USPTO Extends AFCP 2.0 Pilot Program Through September 30, 2020
The USPTO has announced its intention to extend the After Final Consideration Pilot (AFCP) 2.0 program through September 30, 2020. The program had been set to expire on September 30, 2019.
The AFCP 2.0 program, along with Track One, is one of several USPTO programs that are designed to streamline and shorten the patent prosecution process. To accomplish its goal, the program fosters communication between patent applicants and their examiners.
Applicants may take advantage of it by filing a request for consideration under AFCP 2.0 along with their amendment after receiving a final rejection. The examiner will then perform an initial review of the submission to determine whether he or she will be able to consider it within the time allotted by the program — three hours for utility and plant applications and one hour for design applications, including a patent search.

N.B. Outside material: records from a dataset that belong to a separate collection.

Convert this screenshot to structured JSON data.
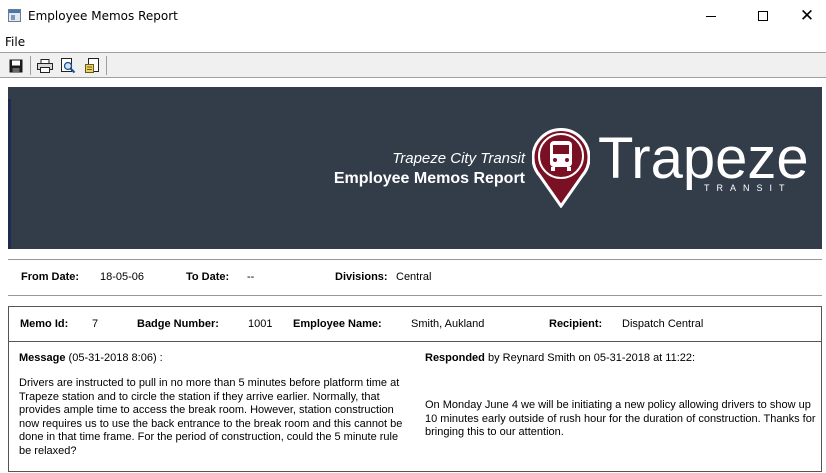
{
  "window": {
    "title": "Employee Memos Report"
  },
  "menu": {
    "file_label": "File"
  },
  "toolbar": {
    "icons": [
      "save-icon",
      "print-icon",
      "print-preview-icon",
      "page-setup-icon"
    ]
  },
  "banner": {
    "subtitle": "Trapeze City Transit",
    "title": "Employee Memos Report",
    "logo_word": "Trapeze",
    "logo_sub": "TRANSIT",
    "colors": {
      "background": "#333c49",
      "pin": "#7a1024"
    }
  },
  "filters": {
    "from_date_label": "From Date:",
    "from_date_value": "18-05-06",
    "to_date_label": "To Date:",
    "to_date_value": "--",
    "divisions_label": "Divisions:",
    "divisions_value": "Central"
  },
  "memo": {
    "memo_id_label": "Memo Id:",
    "memo_id_value": "7",
    "badge_label": "Badge Number:",
    "badge_value": "1001",
    "employee_label": "Employee Name:",
    "employee_value": "Smith, Aukland",
    "recipient_label": "Recipient:",
    "recipient_value": "Dispatch Central",
    "message_label": "Message",
    "message_meta": "(05-31-2018  8:06) :",
    "message_body": "Drivers are instructed to pull in no more than 5 minutes before platform time at Trapeze station and to circle the station if they arrive earlier. Normally, that provides ample time to access the break room. However, station construction now requires us to use the back entrance to the break room and this cannot be done in that time frame. For the period of construction, could the 5 minute rule be relaxed?",
    "responded_label": "Responded",
    "responded_meta": "by Reynard Smith on 05-31-2018 at 11:22:",
    "response_body": "On Monday June 4 we will be initiating a new policy allowing drivers to show up 10 minutes early outside of rush hour for the duration of construction. Thanks for bringing this to our attention."
  }
}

If the examiner will not be able to review the application within those time limits, he or she will treat the submission as a regular after-final submission under 37 CFR 1.116. If the examiner determines that he or she will be able to review the submission within the allotted time, the examiner will consider whether the submission places the application in condition for allowance. If it does, the applicant will be issued a notice of allowance. If it does not, the examiner will schedule an interview with the applicant to discuss the submission’s shortcomings.
Juristat has studied the AFCP 2.0 program extensively using our exclusive AFCP 2.0 data.

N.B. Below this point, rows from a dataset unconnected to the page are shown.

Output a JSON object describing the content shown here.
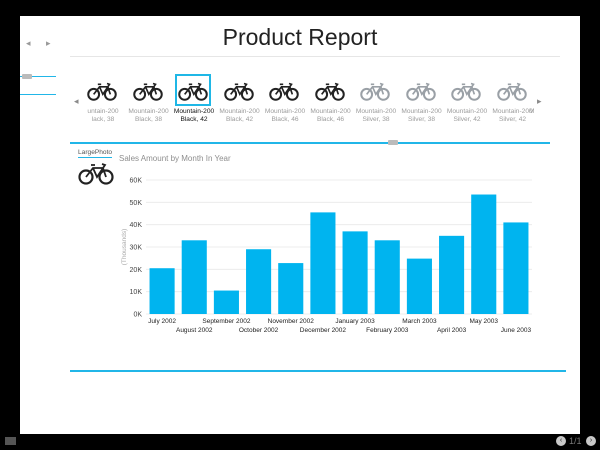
{
  "report": {
    "title": "Product Report",
    "nav": {
      "prev_icon": "◂",
      "next_icon": "▸"
    }
  },
  "slicer": {
    "prev_icon": "◂",
    "next_icon": "▸",
    "selected_index": 2,
    "items": [
      {
        "line1": "untain-200",
        "line2": "lack, 38",
        "color": "black"
      },
      {
        "line1": "Mountain-200",
        "line2": "Black, 38",
        "color": "black"
      },
      {
        "line1": "Mountain-200",
        "line2": "Black, 42",
        "color": "black"
      },
      {
        "line1": "Mountain-200",
        "line2": "Black, 42",
        "color": "black"
      },
      {
        "line1": "Mountain-200",
        "line2": "Black, 46",
        "color": "black"
      },
      {
        "line1": "Mountain-200",
        "line2": "Black, 46",
        "color": "black"
      },
      {
        "line1": "Mountain-200",
        "line2": "Silver, 38",
        "color": "silver"
      },
      {
        "line1": "Mountain-200",
        "line2": "Silver, 38",
        "color": "silver"
      },
      {
        "line1": "Mountain-200",
        "line2": "Silver, 42",
        "color": "silver"
      },
      {
        "line1": "Mountain-200",
        "line2": "Silver, 42",
        "color": "silver"
      }
    ],
    "overflow_mark": "M"
  },
  "photo_card": {
    "label": "LargePhoto"
  },
  "chart_data": {
    "type": "bar",
    "title": "Sales Amount by Month In Year",
    "ylabel": "(Thousands)",
    "xlabel": "",
    "ylim": [
      0,
      60000
    ],
    "yticks": [
      0,
      10000,
      20000,
      30000,
      40000,
      50000,
      60000
    ],
    "ytick_labels": [
      "0K",
      "10K",
      "20K",
      "30K",
      "40K",
      "50K",
      "60K"
    ],
    "grid": true,
    "bar_color": "#00b4ef",
    "categories": [
      "July 2002",
      "August 2002",
      "September 2002",
      "October 2002",
      "November 2002",
      "December 2002",
      "January 2003",
      "February 2003",
      "March 2003",
      "April 2003",
      "May 2003",
      "June 2003"
    ],
    "values": [
      20500,
      33000,
      10500,
      29000,
      22800,
      45500,
      37000,
      33000,
      24800,
      35000,
      53500,
      41000
    ]
  },
  "footer": {
    "page_count": "1/1",
    "prev_icon": "‹",
    "next_icon": "›"
  },
  "colors": {
    "accent": "#21b6e8",
    "bar": "#00b4ef",
    "background": "#000000"
  }
}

- In a 2017 study, we found that examiners issued allowances in response to 25.4% of AFCP 2.0 requests, relieving those applicants of the time and expense involved with RCEs and appeals.
- In a 2019 study, we found that not only had the percentage of allowances remained consistent, but that the AFCP 2.0’s popularity had skyrocketed from just over 10,000 applications in 2013 to almost 70,000 in 2017.

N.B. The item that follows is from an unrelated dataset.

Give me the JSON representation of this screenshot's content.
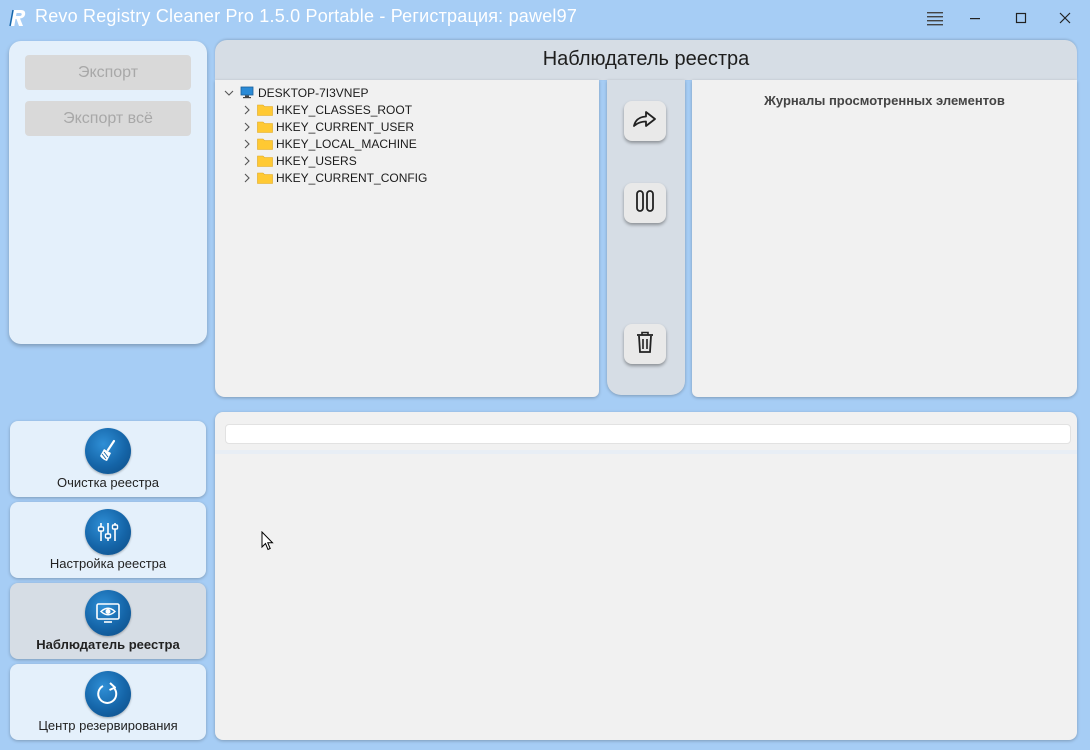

Judging by the consistency of the allowance rate and the tremendous increase in the number of filings, it appears that the program is functioning as the USPTO intended.
Readers should note, however, that the AFCP 2.0 program’s benefits are not distributed equally among all technologies, nor are AFCP 2.0 requests necessarily right for every applicant. The best way to determine whether an AFCP 2.0 submission would be advantageous for your application is to employ a data-backed patent prosecution strategy. To see how big data could revolutionize your patent practice, schedule a Juristat demo today.